Runeberg Prize is a prestigious literary prize named after the Finnish national poet, Johan Ludvig Runeberg. It is one of the most important literary awards in Finland in addition to the Finlandia Prize. The prize, worth 10,000 euros, is given out in two categories: fiction and children’s books. The winner will be announced on The Runeberg’s Day, the 5th of February.
Niina Mero’s debut romance novel The Death of Romance has been sold to Sekwa in Sweden.
The Death of Romance, praised among other things as “romantic entertainment to those who dread romantic entertainment”, was published in 2019 and soon turned out to be the readers’ favourite. With close to 15,000 sold copies and praising reviews, a new star had risen to the Finnish sky of commercial women’s fiction.

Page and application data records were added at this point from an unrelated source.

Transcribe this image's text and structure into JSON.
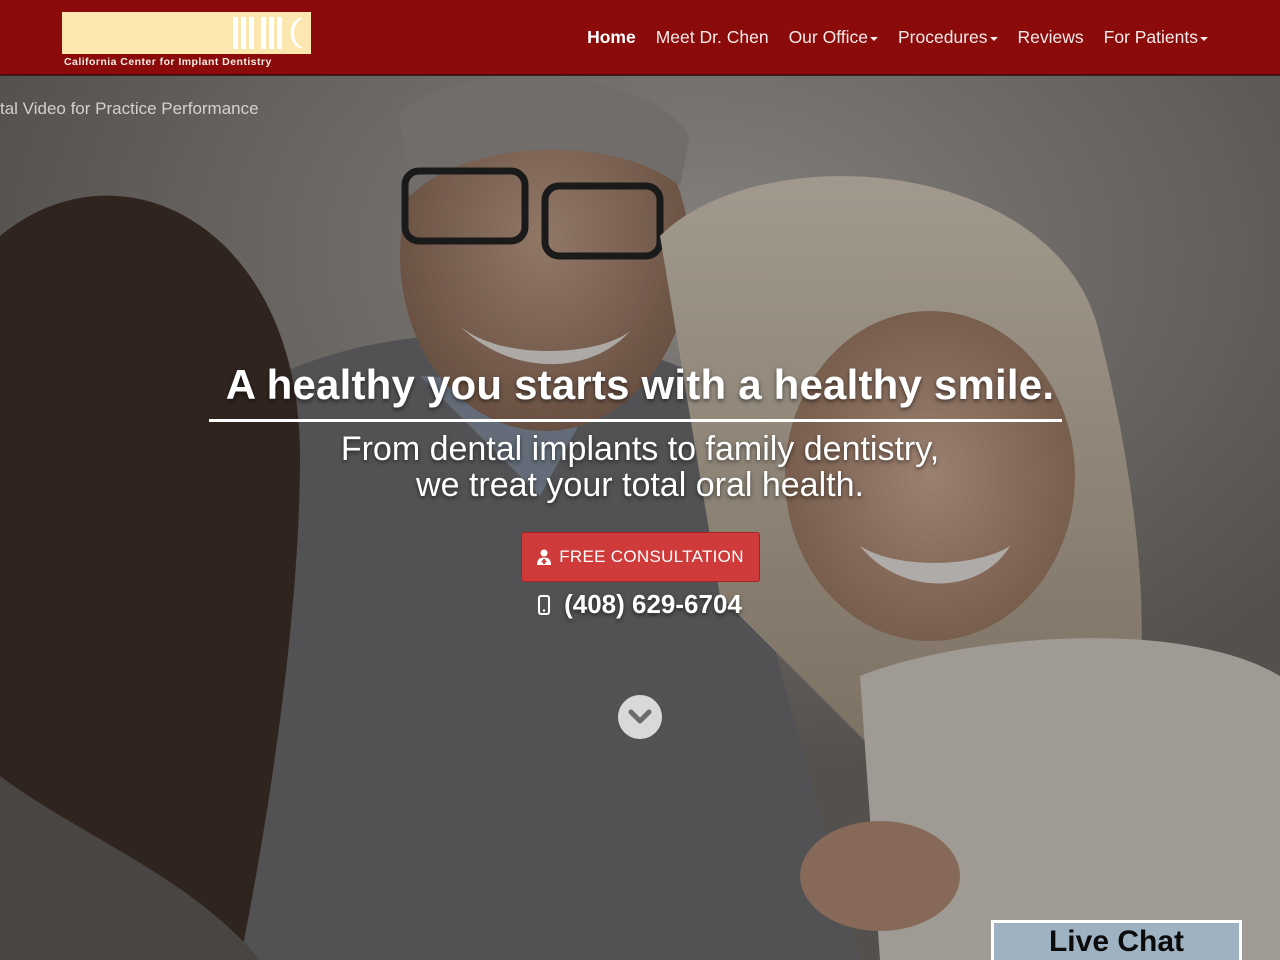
{
  "header": {
    "logo_text": "California Center for Implant Dentistry",
    "brand_color": "#8b0a0a",
    "nav": [
      {
        "label": "Home",
        "active": true,
        "has_dropdown": false
      },
      {
        "label": "Meet Dr. Chen",
        "active": false,
        "has_dropdown": false
      },
      {
        "label": "Our Office",
        "active": false,
        "has_dropdown": true
      },
      {
        "label": "Procedures",
        "active": false,
        "has_dropdown": true
      },
      {
        "label": "Reviews",
        "active": false,
        "has_dropdown": false
      },
      {
        "label": "For Patients",
        "active": false,
        "has_dropdown": true
      }
    ]
  },
  "hero": {
    "video_caption": "tal Video for Practice Performance",
    "headline": "A healthy you starts with a healthy smile.",
    "subline_1": "From dental implants to family dentistry,",
    "subline_2": "we treat your total oral health.",
    "cta_label": "FREE CONSULTATION",
    "cta_icon": "user-doctor-icon",
    "cta_color": "#cf3a3a",
    "phone": "(408) 629-6704",
    "phone_icon": "mobile-phone-icon",
    "scroll_icon": "chevron-down-circle-icon"
  },
  "live_chat": {
    "label": "Live Chat"
  }
}
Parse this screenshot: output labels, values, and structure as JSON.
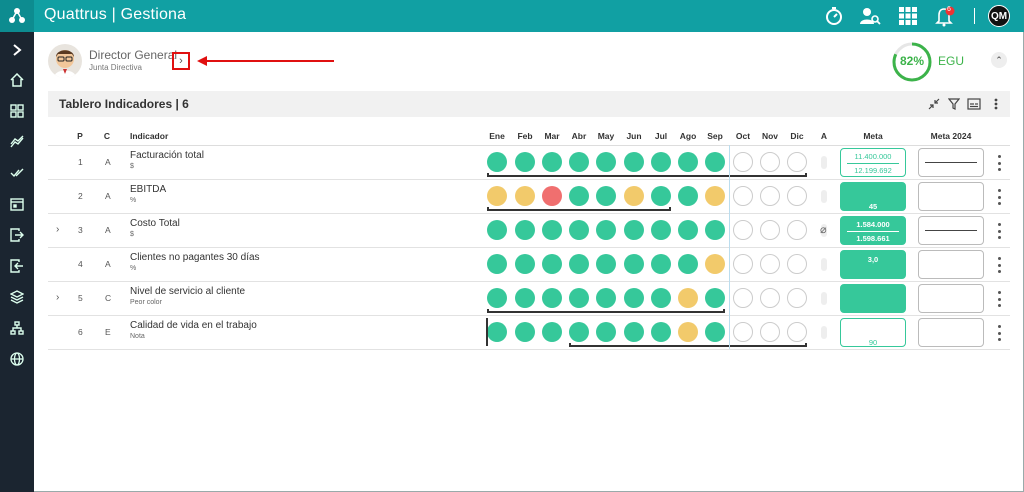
{
  "app": {
    "title": "Quattrus | Gestiona",
    "user_initials": "QM",
    "notifications": "6"
  },
  "profile": {
    "role": "Director General",
    "unit": "Junta Directiva",
    "score": "82%",
    "score_value": 82,
    "score_label": "EGU"
  },
  "panel": {
    "title": "Tablero Indicadores | 6"
  },
  "columns": {
    "p": "P",
    "c": "C",
    "indicador": "Indicador",
    "months": [
      "Ene",
      "Feb",
      "Mar",
      "Abr",
      "May",
      "Jun",
      "Jul",
      "Ago",
      "Sep",
      "Oct",
      "Nov",
      "Dic"
    ],
    "a": "A",
    "meta": "Meta",
    "meta_year": "Meta 2024"
  },
  "rows": [
    {
      "p": "1",
      "c": "A",
      "name": "Facturación total",
      "unit": "$",
      "status": [
        "g",
        "g",
        "g",
        "g",
        "g",
        "g",
        "g",
        "g",
        "g",
        "e",
        "e",
        "e"
      ],
      "meta_top": "11.400.000",
      "meta_bottom": "12.199.692",
      "meta_style": "outline2",
      "expand": false
    },
    {
      "p": "2",
      "c": "A",
      "name": "EBITDA",
      "unit": "%",
      "status": [
        "y",
        "y",
        "r",
        "g",
        "g",
        "y",
        "g",
        "g",
        "y",
        "e",
        "e",
        "e"
      ],
      "meta_top": "",
      "meta_bottom": "45",
      "meta_style": "fill",
      "expand": false
    },
    {
      "p": "3",
      "c": "A",
      "name": "Costo Total",
      "unit": "$",
      "status": [
        "g",
        "g",
        "g",
        "g",
        "g",
        "g",
        "g",
        "g",
        "g",
        "e",
        "e",
        "e"
      ],
      "meta_top": "1.584.000",
      "meta_bottom": "1.598.661",
      "meta_style": "fill2",
      "expand": true
    },
    {
      "p": "4",
      "c": "A",
      "name": "Clientes no pagantes 30 días",
      "unit": "%",
      "status": [
        "g",
        "g",
        "g",
        "g",
        "g",
        "g",
        "g",
        "g",
        "y",
        "e",
        "e",
        "e"
      ],
      "meta_top": "3,0",
      "meta_bottom": "",
      "meta_style": "filltop",
      "expand": false
    },
    {
      "p": "5",
      "c": "C",
      "name": "Nivel de servicio al cliente",
      "unit": "Peor color",
      "status": [
        "g",
        "g",
        "g",
        "g",
        "g",
        "g",
        "g",
        "y",
        "g",
        "e",
        "e",
        "e"
      ],
      "meta_top": "",
      "meta_bottom": "",
      "meta_style": "fill",
      "expand": true
    },
    {
      "p": "6",
      "c": "E",
      "name": "Calidad de vida en el trabajo",
      "unit": "Nota",
      "status": [
        "g",
        "g",
        "g",
        "g",
        "g",
        "g",
        "g",
        "y",
        "g",
        "e",
        "e",
        "e"
      ],
      "meta_top": "",
      "meta_bottom": "90",
      "meta_style": "outline",
      "expand": false
    }
  ]
}
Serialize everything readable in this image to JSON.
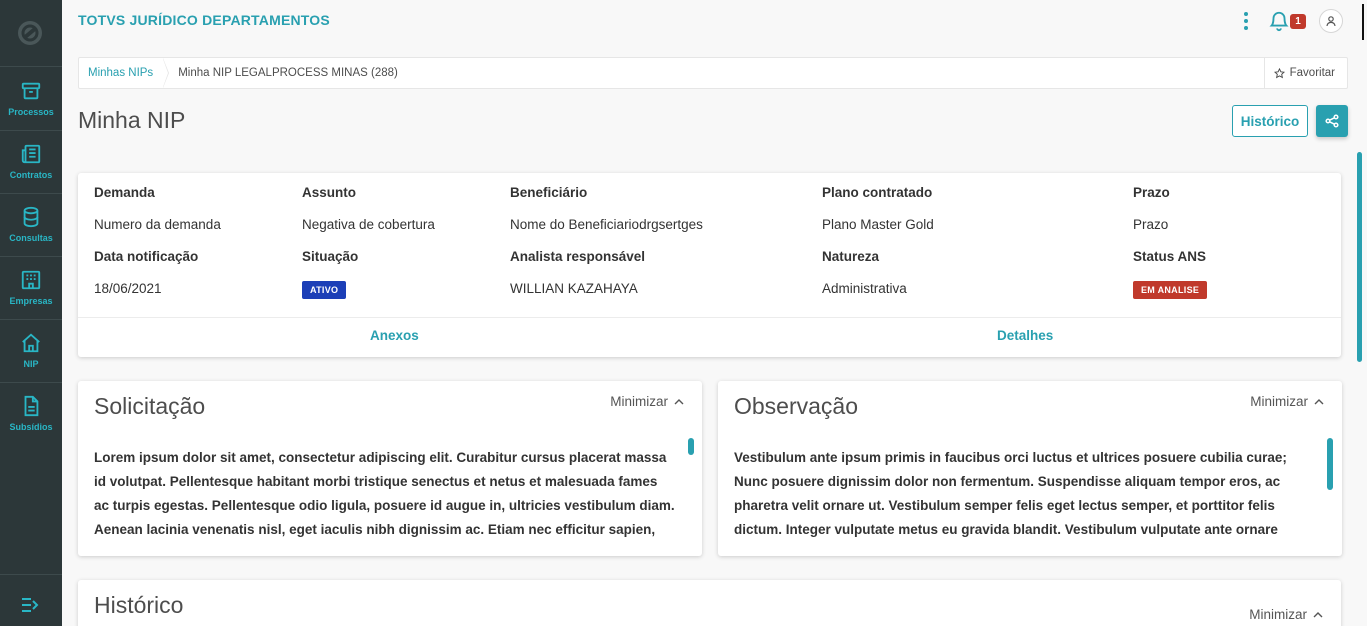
{
  "app": {
    "title": "TOTVS JURÍDICO DEPARTAMENTOS",
    "notification_count": "1"
  },
  "sidebar": {
    "items": [
      {
        "label": "Processos",
        "icon": "archive-icon"
      },
      {
        "label": "Contratos",
        "icon": "newspaper-icon"
      },
      {
        "label": "Consultas",
        "icon": "database-icon"
      },
      {
        "label": "Empresas",
        "icon": "building-icon"
      },
      {
        "label": "NIP",
        "icon": "home-icon"
      },
      {
        "label": "Subsídios",
        "icon": "document-icon"
      }
    ]
  },
  "breadcrumb": {
    "parent": "Minhas NIPs",
    "current": "Minha NIP LEGALPROCESS MINAS (288)",
    "favorite": "Favoritar"
  },
  "page": {
    "title": "Minha NIP",
    "history_button": "Histórico"
  },
  "info": {
    "demanda_label": "Demanda",
    "demanda_value": "Numero da demanda",
    "assunto_label": "Assunto",
    "assunto_value": "Negativa de cobertura",
    "beneficiario_label": "Beneficiário",
    "beneficiario_value": "Nome do Beneficiariodrgsertges",
    "plano_label": "Plano contratado",
    "plano_value": "Plano Master Gold",
    "prazo_label": "Prazo",
    "prazo_value": "Prazo",
    "data_label": "Data notificação",
    "data_value": "18/06/2021",
    "situacao_label": "Situação",
    "situacao_value": "ATIVO",
    "analista_label": "Analista responsável",
    "analista_value": "WILLIAN KAZAHAYA",
    "natureza_label": "Natureza",
    "natureza_value": "Administrativa",
    "status_label": "Status ANS",
    "status_value": "EM ANALISE",
    "anexos_link": "Anexos",
    "detalhes_link": "Detalhes"
  },
  "solicitacao": {
    "title": "Solicitação",
    "minimize": "Minimizar",
    "body": "Lorem ipsum dolor sit amet, consectetur adipiscing elit. Curabitur cursus placerat massa id volutpat. Pellentesque habitant morbi tristique senectus et netus et malesuada fames ac turpis egestas. Pellentesque odio ligula, posuere id augue in, ultricies vestibulum diam. Aenean lacinia venenatis nisl, eget iaculis nibh dignissim ac. Etiam nec efficitur sapien,"
  },
  "observacao": {
    "title": "Observação",
    "minimize": "Minimizar",
    "body": "Vestibulum ante ipsum primis in faucibus orci luctus et ultrices posuere cubilia curae; Nunc posuere dignissim dolor non fermentum. Suspendisse aliquam tempor eros, ac pharetra velit ornare ut. Vestibulum semper felis eget lectus semper, et porttitor felis dictum. Integer vulputate metus eu gravida blandit. Vestibulum vulputate ante ornare magna"
  },
  "historico": {
    "title": "Histórico",
    "minimize": "Minimizar"
  },
  "colors": {
    "accent": "#29a0b0",
    "sidebar": "#2c3739",
    "tag_active": "#1c3fb7",
    "tag_status": "#c0392b"
  }
}
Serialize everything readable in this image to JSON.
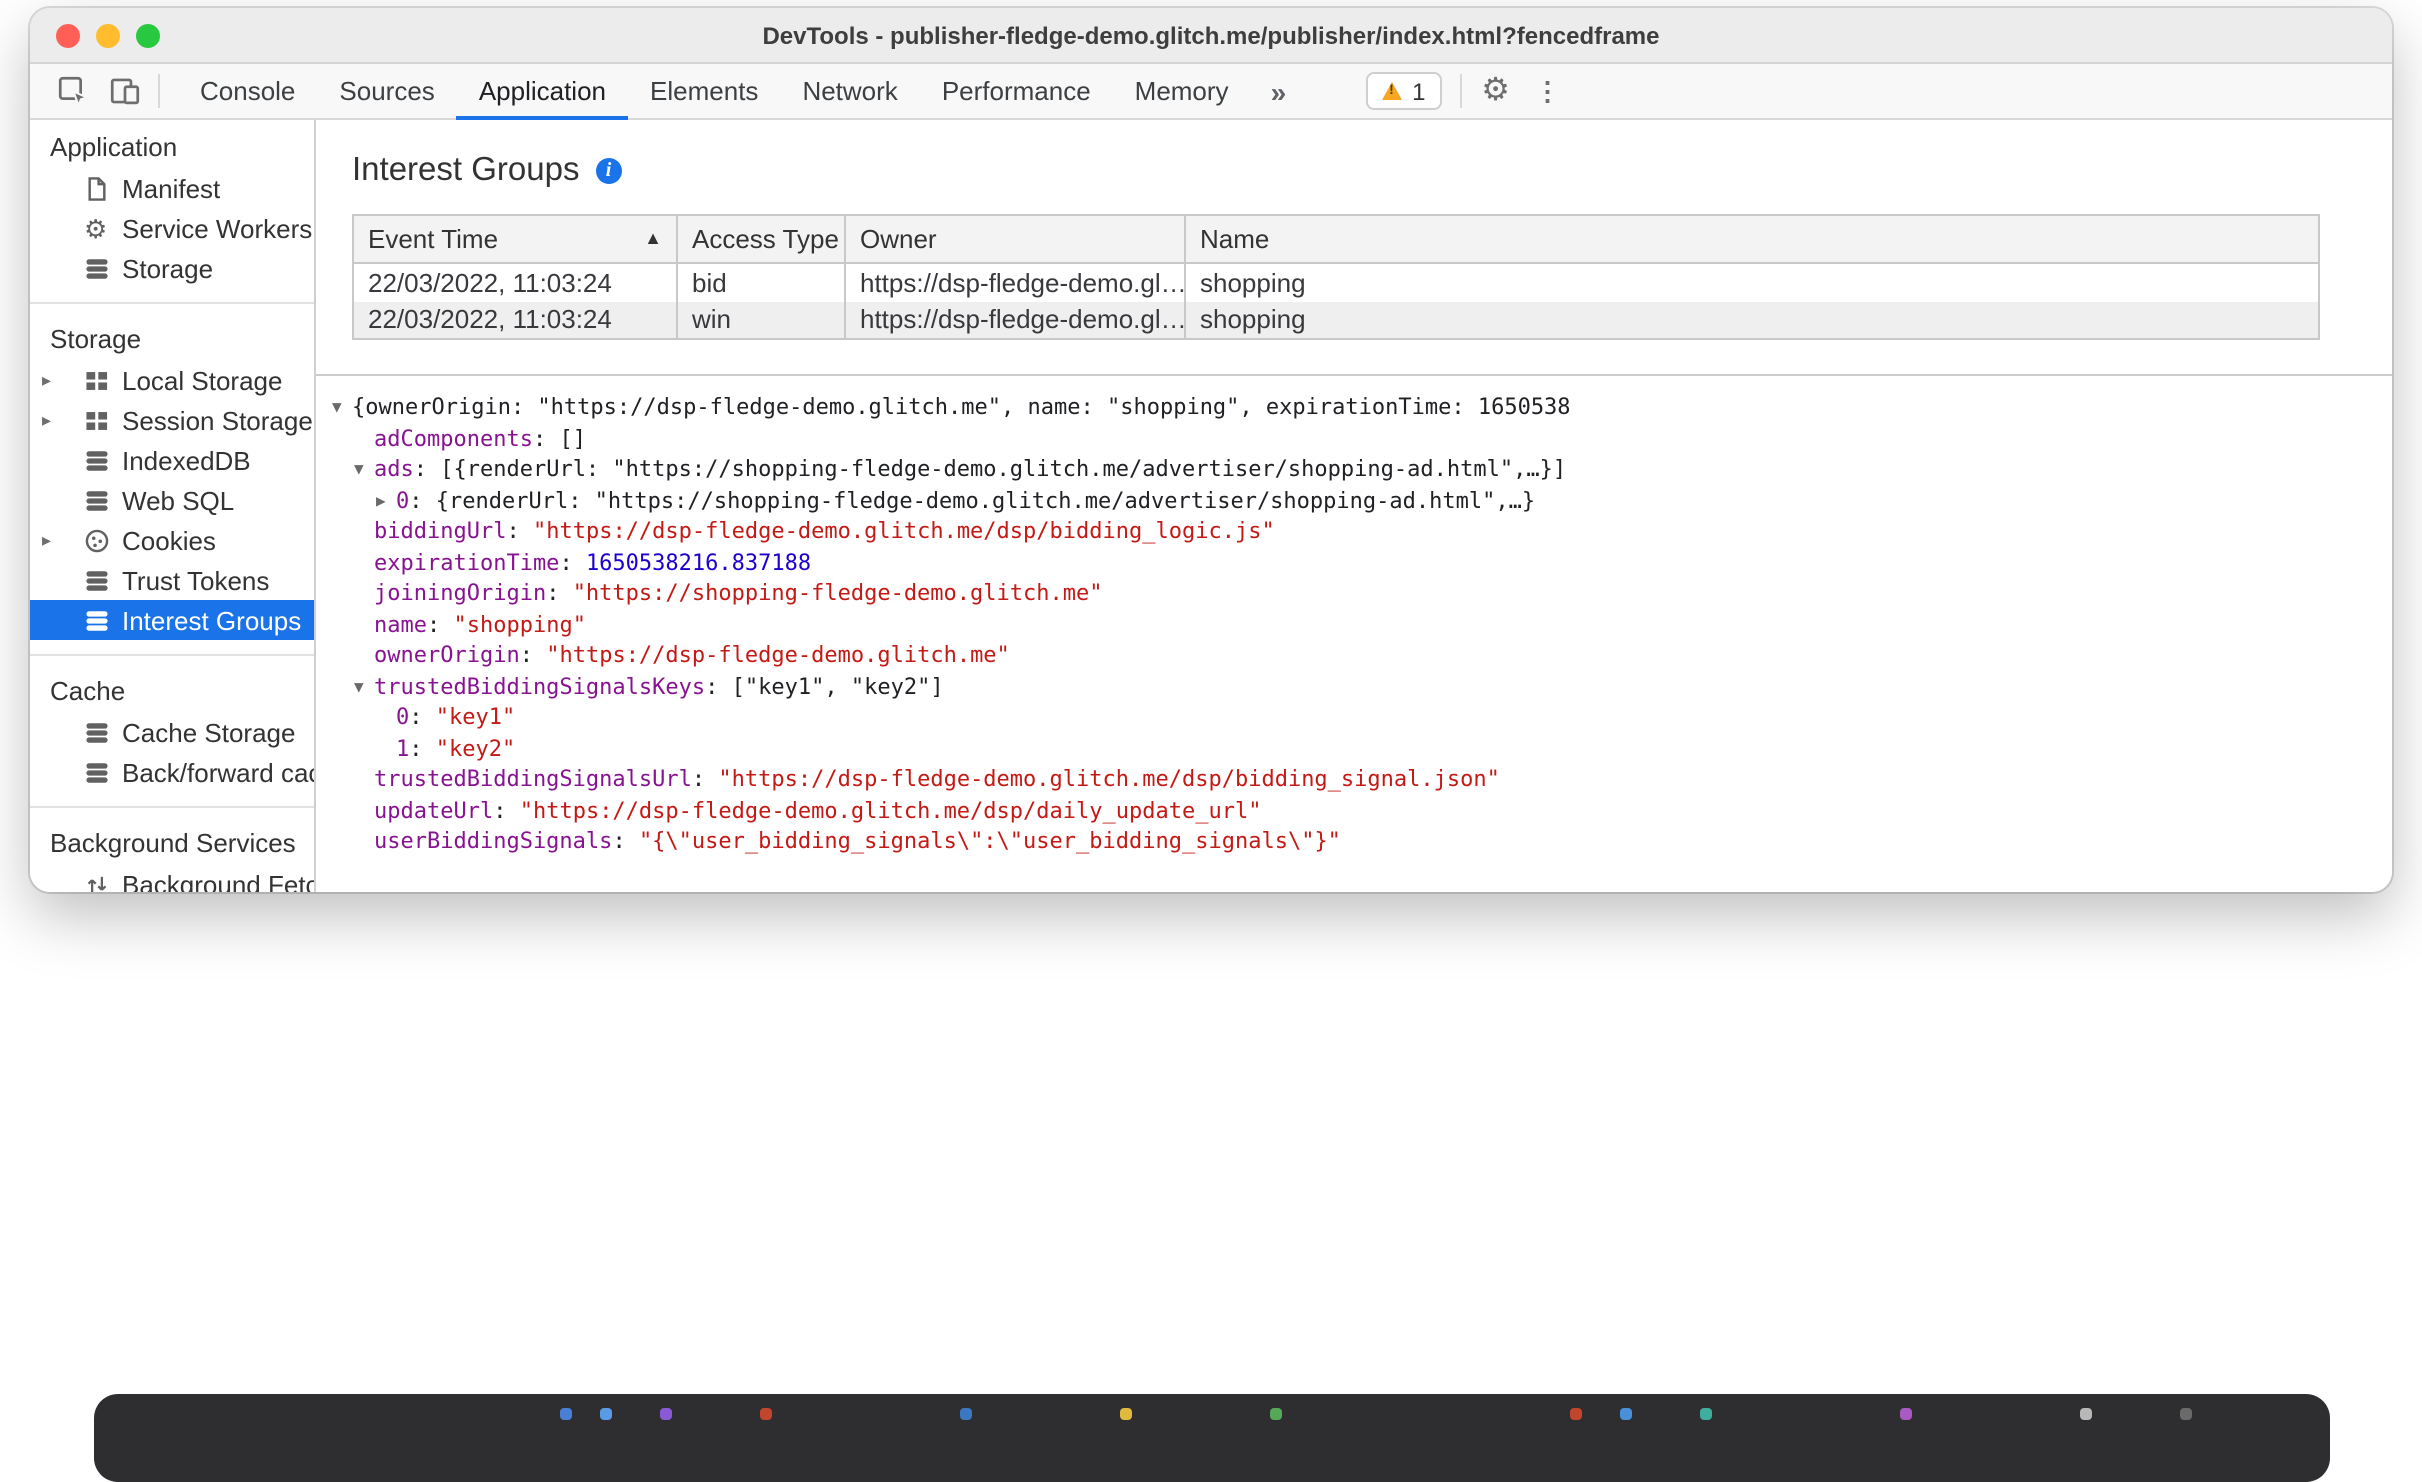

In the novel, Nora, the tattooed and very Finnish version of Bridget Jones, travels to Oxford to be soon swiped off her feet by the gothic atmosphere of Jane Eyre, the upper-class romance of Downton Abbey and the plotting and scheming known from British crime series. With no illusions about love but with masses of insight into English poetry, Nora soon stumbles on family secrets – and to her surprise also on English gentlemen who seem very able to distract her inquisitive mind.
Sekwa is a Swedish publishing house specializing in translated contemporary literature. Founded in 2005, it has a strong list of well-written, entertaining and captivating literature.
Read more about the novel here and about the author here.